The publication of the researchers also provides data about another ”garlic“ metallic odor--that of cast iron or steel that is dissolved in acids. This odor results from the formation of ”organophosphines“ from carbon and phosphorus impurities in the iron. Glindemann is recommending a simple sniff-test to demonstrate these organophosphines: “Filings of cast iron heated in a reagent tube with aquatic hydrochloric acid yield foaming gas bubbles that smell like garlic or calcium carbide. Use cast iron because it contains much phosphorus, is easily dissolved, and smells strongly”. “The difficulty was to maximize the production of these air-sensitive organophosphines from iron in the laboratory, to be able to analyze them safely with sophisticated analytical equipment that was still much less sensitive compared to the human nose” says Dr. Hans-Joachim Stärk from UFZ regarding this analytical challenge. Since these phosphines oxidize quickly in air, they were never before detected in the environment, although high-tech laboratories produce them as semiconductor dopants. The publication also shows that common corrosion of cast iron results in additional organophosphorus compounds that are monitored under the Chemical Weapons Convention (CWC) since they are a “fingerprint” of the production and use of nerve gas. The scientists are afraid that widely abundant organophosphorus corrosion products could lead to confusion in the verification of the CWC.
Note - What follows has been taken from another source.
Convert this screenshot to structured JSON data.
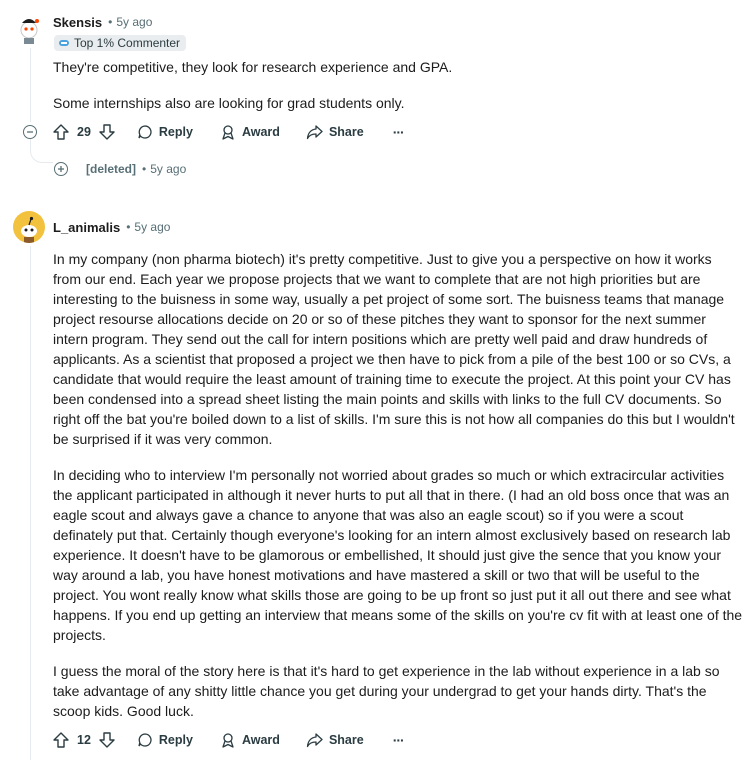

New applications

”Our research results confirm hints of the human nose that the iron that is widely abundant in our all-day environment is capable of reacting with the human skin, resulting in odorous and reactive organic compounds. It should be investigated whether iron could in this way impact human health“ suggests Glindemann. The scientists want to encourage the medical community to develop an analytical iron assay to measure peroxidation of human skin, blood, and body tissue. Individual body odor, oxidative stress, and a variety of diseases could be identified by their specific chemical ”fingerprint“ of volatile odorants. It was not until recently that news about “cancer sniffing dogs” hit the public. On the other hand, the exploration of the metallic skin odor could help water engineers to explain customer complaints about “metallic odor” of drinking water. The environmental scientists hope that these results can help to find buried metallic and organic waste by tracking their odorous reaction products or to mitigate such odor forming reactions in odorous landfills.

Scientific Publication

Dietmar Glindemann, Andrea Dietrich, Hans-Joachim Staerk und Peter Kuschk:
The Two Smells of Touched or Pickled Iron – (Skin) Carbonyl-Hydrocarbons and Organophosphines
Angewandte Chemie International Edition, Early View

Additional technical information:

Dr. D. Glindemann / Prof. Dr. A. Dietrich
Virginia Polytechnic Institute and State University

Dr. Hans-Joachim Stärk / Dr. Peter Kuschk
Helmholtz Centre for Environmental Research – UFZ
phone ++49 341 235-2289 / ++49 341 235-2821


Doris Böhme / Tilo Arnhold,br /> Public Relations of Helmholtz Centre for Environmental Research – UFZbr /> Phone: +49-341-235-2278